To predict the spread and further evolution of SARS-CoV-2 (the official name for the new coronavirus CoVID-19), fundamental data are needed, but so far they have not been obtained. In this case, one of the most important issues is the possibility of re-infection. To date, in addition to the dubious cases described in the press, re-infection has been scientifically proven by only four medical professionals in Wuhan, China. Symptoms in all confirmed repeated cases were mild. We tell you what the next few months may be and whether it is worth worrying for those who have had a new coronavirus.
Is it possible to get the new coronavirus again?
According to the Spanish El Pais, the authors of the work from Wuhan University admit that the results obtained on re-infection can be false positive, since sometimes the tests fail. However, it must be clarified that scientists repeated the test several times. If similar cases occur in the future, then all efforts made to contain CoVID-19 may prove futile.

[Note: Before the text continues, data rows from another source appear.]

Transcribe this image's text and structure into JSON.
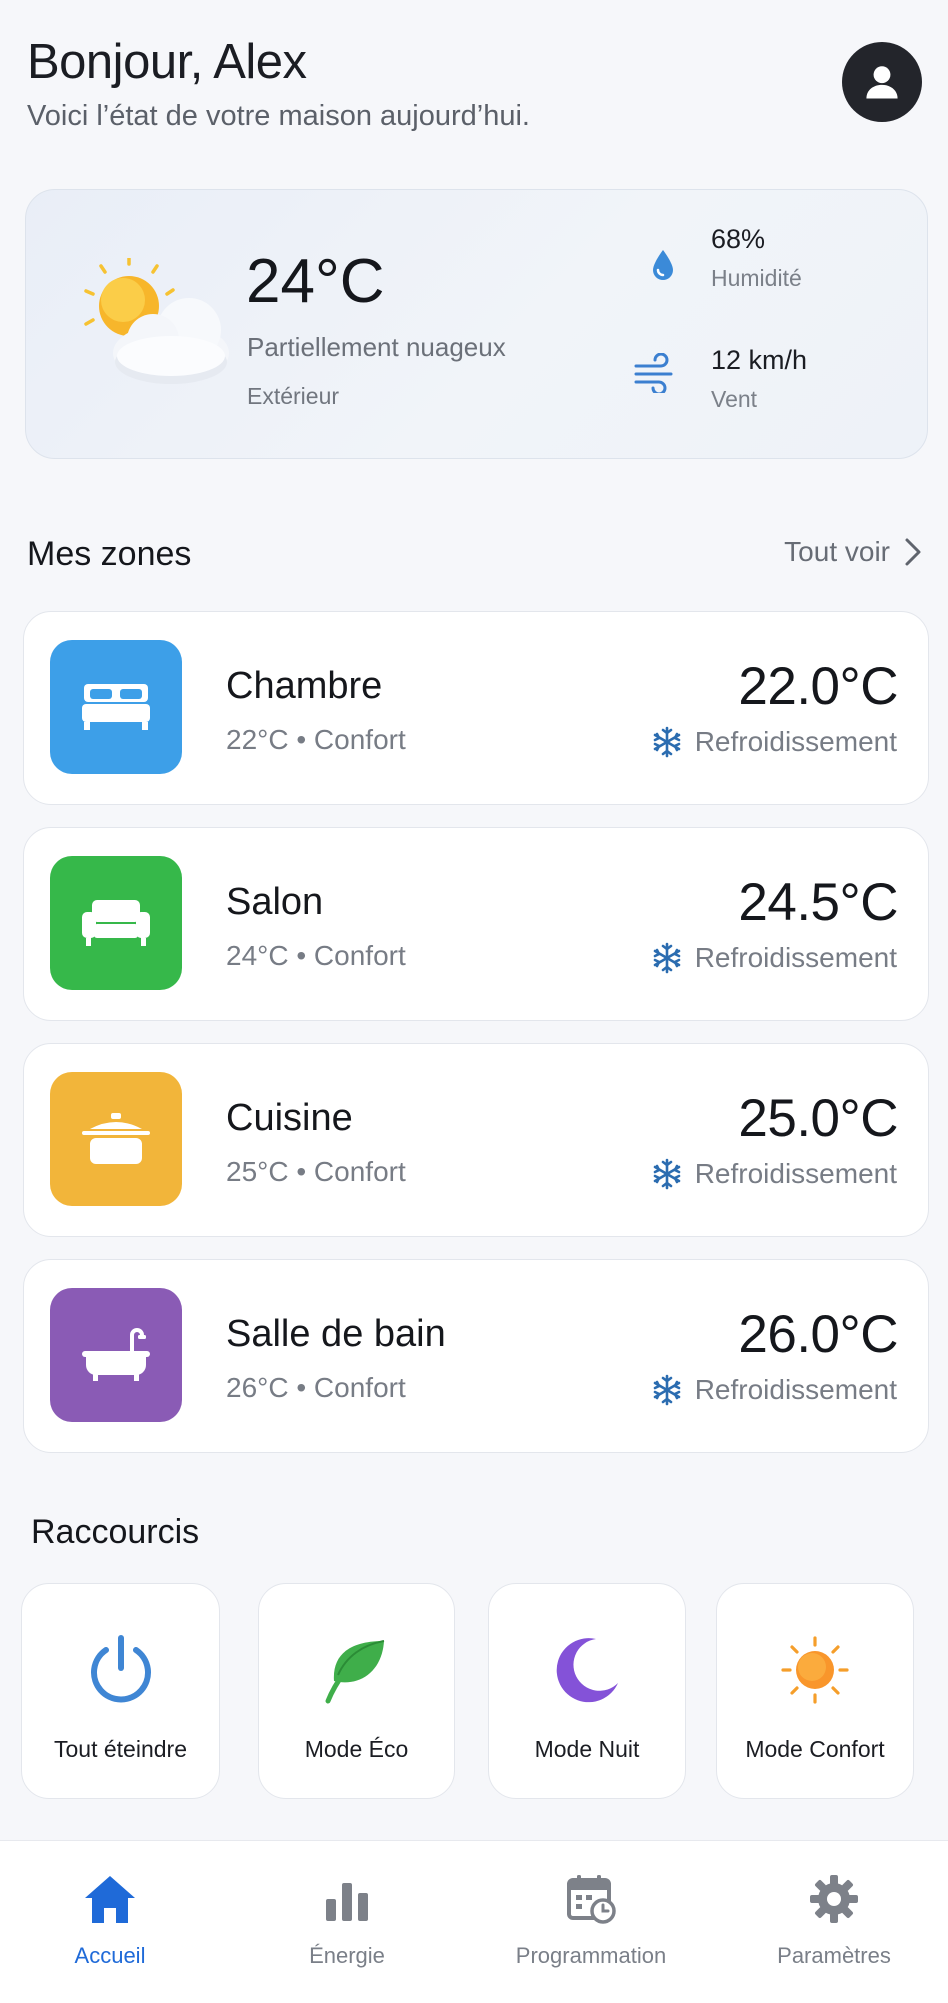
{
  "header": {
    "greeting": "Bonjour, Alex",
    "subtitle": "Voici l’état de votre maison aujourd’hui."
  },
  "weather": {
    "temperature": "24°C",
    "condition": "Partiellement nuageux",
    "location": "Extérieur",
    "humidity_value": "68%",
    "humidity_label": "Humidité",
    "wind_value": "12 km/h",
    "wind_label": "Vent"
  },
  "zones_section": {
    "title": "Mes zones",
    "see_all": "Tout voir"
  },
  "zones": [
    {
      "name": "Chambre",
      "sub": "22°C • Confort",
      "temp": "22.0°C",
      "mode": "Refroidissement",
      "color": "#3d9fe8",
      "icon": "bed-icon"
    },
    {
      "name": "Salon",
      "sub": "24°C • Confort",
      "temp": "24.5°C",
      "mode": "Refroidissement",
      "color": "#36b84a",
      "icon": "sofa-icon"
    },
    {
      "name": "Cuisine",
      "sub": "25°C • Confort",
      "temp": "25.0°C",
      "mode": "Refroidissement",
      "color": "#f2b53a",
      "icon": "pot-icon"
    },
    {
      "name": "Salle de bain",
      "sub": "26°C • Confort",
      "temp": "26.0°C",
      "mode": "Refroidissement",
      "color": "#8a5bb5",
      "icon": "bathtub-icon"
    }
  ],
  "shortcuts_section": {
    "title": "Raccourcis"
  },
  "shortcuts": [
    {
      "label": "Tout éteindre",
      "icon": "power-icon"
    },
    {
      "label": "Mode Éco",
      "icon": "leaf-icon"
    },
    {
      "label": "Mode Nuit",
      "icon": "moon-icon"
    },
    {
      "label": "Mode Confort",
      "icon": "sun-icon"
    }
  ],
  "nav": [
    {
      "label": "Accueil",
      "icon": "home-icon",
      "active": true
    },
    {
      "label": "Énergie",
      "icon": "bar-chart-icon",
      "active": false
    },
    {
      "label": "Programmation",
      "icon": "calendar-clock-icon",
      "active": false
    },
    {
      "label": "Paramètres",
      "icon": "gear-icon",
      "active": false
    }
  ],
  "colors": {
    "accent": "#1f6ad8",
    "snowflake": "#2b6cb0"
  }
}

Of all the possible explanations, double infection is the least realistic. Animal test results indicate that re-infection is not possible. Chinese scientists have found that macaques, who become infected with the new coronavirus and recover, do not get sick again a few days later, even if they are exposed to the virus. Preliminary research results can be found on the BiorXiv preprint server.
The question also remains open about how quickly after a virus enters the body, a person becomes infectious – after a day or longer. Today we know that the incubation period can last from 5 to 14 days, but there are cases when symptoms appeared 24 days after infection. In this case, the immune system takes about a month to develop immune memory for the virus.
The question of the longevity of acquired immunity also remains unknown. The fact is that immunity to MERS (Middle East Respiratory Syndrome) – which jumped from a camel to a person and caused an epidemic that claimed the lives of more than 850 people – lasts less than a year. The same thing can happen with SARS-CoV-2, although at the moment it’s too early to talk about it. However, if the virus is capable of re-infection, it is likely to do so with much lower intensity, and the symptoms will be much easier.
Will the pandemic end in the fall?
The 1918 Spanish flu pandemic claimed the lives of more than 50 million people and raged for a year. However, most died during the second wave, which occurred in October. According to a study published by scientists from Imperial College London, after quarantine cancellation, the second wave of CoVID-19 will be almost inevitable. Researchers also warn that the stronger the quarantine measures, the more people can suffer during the second wave.
It must be understood that the meaning of isolation measures introduced in Italy, Spain and other European countries is not so much to prevent the spread of infection as to save hospitals – about 15% of infected need resuscitation and connection to mechanical ventilation and ECMO devices. Since the main problem of quarantine cancellation is the repeated spread of the virus, scientists propose that after the restrictive measures have been lifted, they establish safe periods of stay in the hospital, an alarm will be raised after the end of each stay and the population will be restricted again.
Does the new coronavirus mutate?
From an evolutionary point of view, the most successful viruses are the most infectious, not deadly, because their main purpose is reproduction. In most cases, the tendency is that viruses become less dangerous and allow the host to lead a more or less normal life. It is possible that such a fate awaits the new coronavirus. However, coronaviruses do not mutate much, since they encode a protein that corrects errors in DNA copying, which raises some concerns. Compared to other viruses, coronaviruses accumulate 10 times less errors in DNA, and therefore are much less variable.
One way or another, no one has been able to accurately predict the future. Therefore, today, as a society, we must take care of each other and follow all the recommendations of the World Health Organization. And yet, something is clear today – the pandemic will not pass quickly, and the usual order of things may change dramatically.